Does painting a roof help seal it?
Is roof restoration the same as roof sealing? – The roofing industry is unfortunately rife with high pressure sales people and companies that really just want to make a sale whether or not the nature and type of work being sold represent good value for their potential client.
- Some roofing companies really try to baffle their clients by mixing terminologies and dramatising the type of work that is required and the potential ramifications to their roof if they don’t go ahead.
- In our many years of experience with undertaking roof restorations in Adelaide one of the most common questions we get asked is ” is a Roof restoration the same as roof sealing? ” or ” will the roof be sealed during the painting process? ” The answer to both these questions is yes.
There are some companies advising their clients that their product “seals” the roof whereas a conventional roof restoration or roof painting will not. This unfortunately is not correct and just a good example of roofing sales people mixing terminologies in order to confuse a client and make a sale.
Can you spray seal a roof?
Type of Existing Roof – Spray on roof coatings are applied as a liquid and dry naturally over 8 to 24 hours depending on the weather conditions. This is why roof coatings are designed for flat or low slope roofing systems (less than 14 degrees slope angle). The most common flat or low slope roofing systems include:
- Asphalt (Built-Up)
- Modified Bit
- Single-Ply Membrane
- Metal (can be low or steep slope)
- Spray Polyurethane Foam

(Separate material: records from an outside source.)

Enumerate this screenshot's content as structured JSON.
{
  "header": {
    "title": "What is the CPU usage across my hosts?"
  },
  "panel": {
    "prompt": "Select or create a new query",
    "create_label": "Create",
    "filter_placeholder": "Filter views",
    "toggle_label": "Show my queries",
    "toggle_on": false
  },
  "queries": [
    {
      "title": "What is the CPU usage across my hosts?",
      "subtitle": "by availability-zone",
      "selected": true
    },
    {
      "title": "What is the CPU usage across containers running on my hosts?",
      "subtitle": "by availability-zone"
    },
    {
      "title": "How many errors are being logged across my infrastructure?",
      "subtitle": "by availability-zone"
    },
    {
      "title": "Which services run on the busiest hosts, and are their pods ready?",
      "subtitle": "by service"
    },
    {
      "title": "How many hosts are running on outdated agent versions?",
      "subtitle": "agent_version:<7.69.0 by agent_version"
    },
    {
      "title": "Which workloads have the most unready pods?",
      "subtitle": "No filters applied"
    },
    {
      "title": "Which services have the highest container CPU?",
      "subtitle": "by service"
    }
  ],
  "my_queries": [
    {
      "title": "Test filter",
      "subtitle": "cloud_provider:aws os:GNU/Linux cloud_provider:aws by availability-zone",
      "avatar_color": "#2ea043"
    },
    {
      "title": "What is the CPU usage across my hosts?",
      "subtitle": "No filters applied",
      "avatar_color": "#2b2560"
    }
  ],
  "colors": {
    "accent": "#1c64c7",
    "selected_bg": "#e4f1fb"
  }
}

Do you have a steep slope roof (shingles, cedar shake, slate, tile, etc.)? Don’t give up yet! You should still contact your contractor to see if they can help you. Our team at West Roofing System applied a silicone roof coating on this steep slope metal roof in Alabama. Silicone Restoration Membrane for Commercial Roofs